'''

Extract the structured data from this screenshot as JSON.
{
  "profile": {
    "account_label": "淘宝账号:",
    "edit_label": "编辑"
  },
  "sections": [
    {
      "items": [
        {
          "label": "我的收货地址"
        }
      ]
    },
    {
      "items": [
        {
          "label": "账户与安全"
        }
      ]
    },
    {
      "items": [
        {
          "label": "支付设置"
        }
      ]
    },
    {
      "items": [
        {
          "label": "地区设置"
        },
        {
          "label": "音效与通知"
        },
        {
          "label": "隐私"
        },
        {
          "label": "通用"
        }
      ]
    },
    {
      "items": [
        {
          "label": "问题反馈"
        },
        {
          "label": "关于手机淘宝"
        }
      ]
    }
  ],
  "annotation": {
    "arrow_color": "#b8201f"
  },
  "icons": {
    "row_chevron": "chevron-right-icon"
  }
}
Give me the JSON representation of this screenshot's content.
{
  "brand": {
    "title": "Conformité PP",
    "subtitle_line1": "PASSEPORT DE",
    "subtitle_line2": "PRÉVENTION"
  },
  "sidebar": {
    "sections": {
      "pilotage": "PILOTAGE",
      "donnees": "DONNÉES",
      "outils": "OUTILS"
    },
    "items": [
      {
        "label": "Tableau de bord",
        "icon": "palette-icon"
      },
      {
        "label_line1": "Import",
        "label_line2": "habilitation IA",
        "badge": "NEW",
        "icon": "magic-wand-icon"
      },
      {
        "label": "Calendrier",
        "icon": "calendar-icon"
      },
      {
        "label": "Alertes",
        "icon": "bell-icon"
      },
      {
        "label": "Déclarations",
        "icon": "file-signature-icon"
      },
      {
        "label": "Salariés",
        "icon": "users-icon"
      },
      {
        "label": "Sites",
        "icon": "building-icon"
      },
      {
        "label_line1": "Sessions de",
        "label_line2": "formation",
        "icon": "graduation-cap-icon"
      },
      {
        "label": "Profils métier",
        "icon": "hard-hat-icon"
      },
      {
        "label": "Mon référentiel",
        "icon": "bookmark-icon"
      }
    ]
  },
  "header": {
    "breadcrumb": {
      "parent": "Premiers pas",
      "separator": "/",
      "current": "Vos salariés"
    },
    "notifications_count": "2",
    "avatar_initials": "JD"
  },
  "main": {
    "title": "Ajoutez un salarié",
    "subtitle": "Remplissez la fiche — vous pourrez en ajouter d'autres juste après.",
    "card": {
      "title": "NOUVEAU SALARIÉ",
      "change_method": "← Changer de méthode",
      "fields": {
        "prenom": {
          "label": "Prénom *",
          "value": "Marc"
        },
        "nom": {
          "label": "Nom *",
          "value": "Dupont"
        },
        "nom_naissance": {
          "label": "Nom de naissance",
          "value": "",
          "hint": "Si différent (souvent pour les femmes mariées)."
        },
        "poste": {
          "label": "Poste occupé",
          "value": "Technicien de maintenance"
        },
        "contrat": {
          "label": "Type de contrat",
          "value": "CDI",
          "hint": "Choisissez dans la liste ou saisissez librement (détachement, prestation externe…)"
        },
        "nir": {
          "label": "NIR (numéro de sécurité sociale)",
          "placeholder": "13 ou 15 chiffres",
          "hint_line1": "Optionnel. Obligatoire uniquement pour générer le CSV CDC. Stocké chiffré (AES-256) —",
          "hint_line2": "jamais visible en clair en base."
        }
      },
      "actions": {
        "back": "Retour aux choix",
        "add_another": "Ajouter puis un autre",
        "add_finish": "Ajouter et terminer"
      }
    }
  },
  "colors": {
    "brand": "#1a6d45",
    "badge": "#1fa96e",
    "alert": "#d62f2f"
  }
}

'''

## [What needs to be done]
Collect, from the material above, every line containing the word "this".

## [Problem solution]
Extract the structured data from this screenshot as JSON.
Give me the JSON representation of this screenshot's content.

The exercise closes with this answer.